### Data to use:
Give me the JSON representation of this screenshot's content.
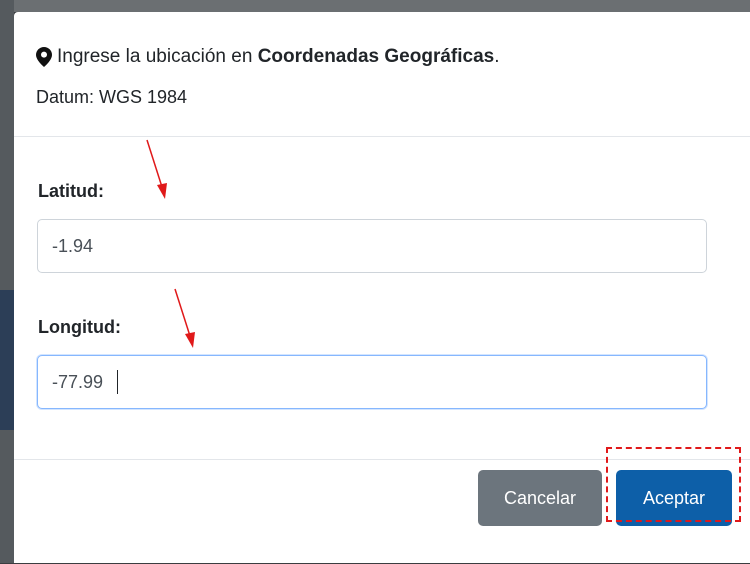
{
  "modal": {
    "header": {
      "icon": "map-marker-icon",
      "line1_prefix": "Ingrese la ubicación en ",
      "line1_bold": "Coordenadas Geográficas",
      "line1_suffix": ".",
      "line2": "Datum: WGS 1984"
    },
    "fields": [
      {
        "label": "Latitud:",
        "value": "-1.94"
      },
      {
        "label": "Longitud:",
        "value": "-77.99"
      }
    ],
    "footer": {
      "cancel_label": "Cancelar",
      "accept_label": "Aceptar"
    }
  },
  "annotations": {
    "arrow_color": "#e0191a",
    "highlight_color": "#e0191a",
    "highlight_target": "accept-button"
  },
  "colors": {
    "cancel_button": "#6c757d",
    "accept_button": "#0d5fa8",
    "focus_border": "#86b7fe"
  }
}
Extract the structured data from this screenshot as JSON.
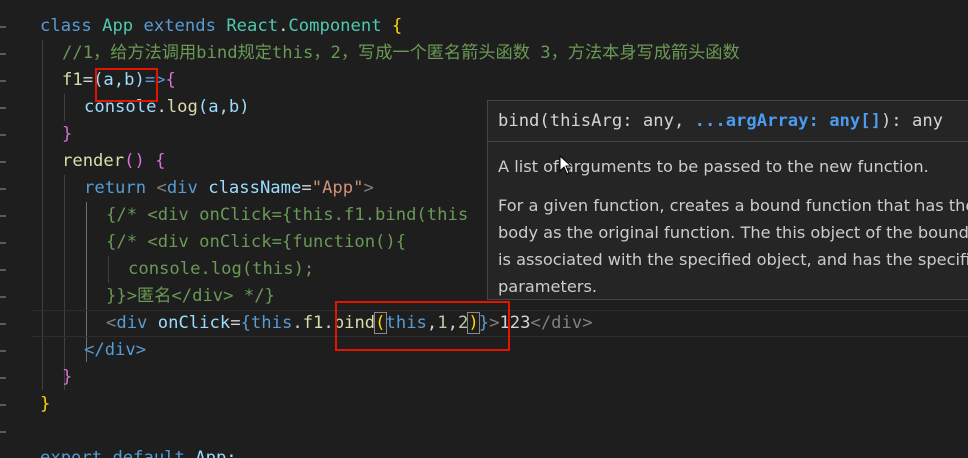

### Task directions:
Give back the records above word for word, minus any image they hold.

### Exercise output:
Give me the JSON representation of this screenshot's content.
{
  "modal": {
    "header": {
      "icon": "map-marker-icon",
      "line1_prefix": "Ingrese la ubicación en ",
      "line1_bold": "Coordenadas Geográficas",
      "line1_suffix": ".",
      "line2": "Datum: WGS 1984"
    },
    "fields": [
      {
        "label": "Latitud:",
        "value": "-1.94"
      },
      {
        "label": "Longitud:",
        "value": "-77.99"
      }
    ],
    "footer": {
      "cancel_label": "Cancelar",
      "accept_label": "Aceptar"
    }
  },
  "annotations": {
    "arrow_color": "#e0191a",
    "highlight_color": "#e0191a",
    "highlight_target": "accept-button"
  },
  "colors": {
    "cancel_button": "#6c757d",
    "accept_button": "#0d5fa8",
    "focus_border": "#86b7fe"
  }
}
Extract the structured data from this screenshot as JSON.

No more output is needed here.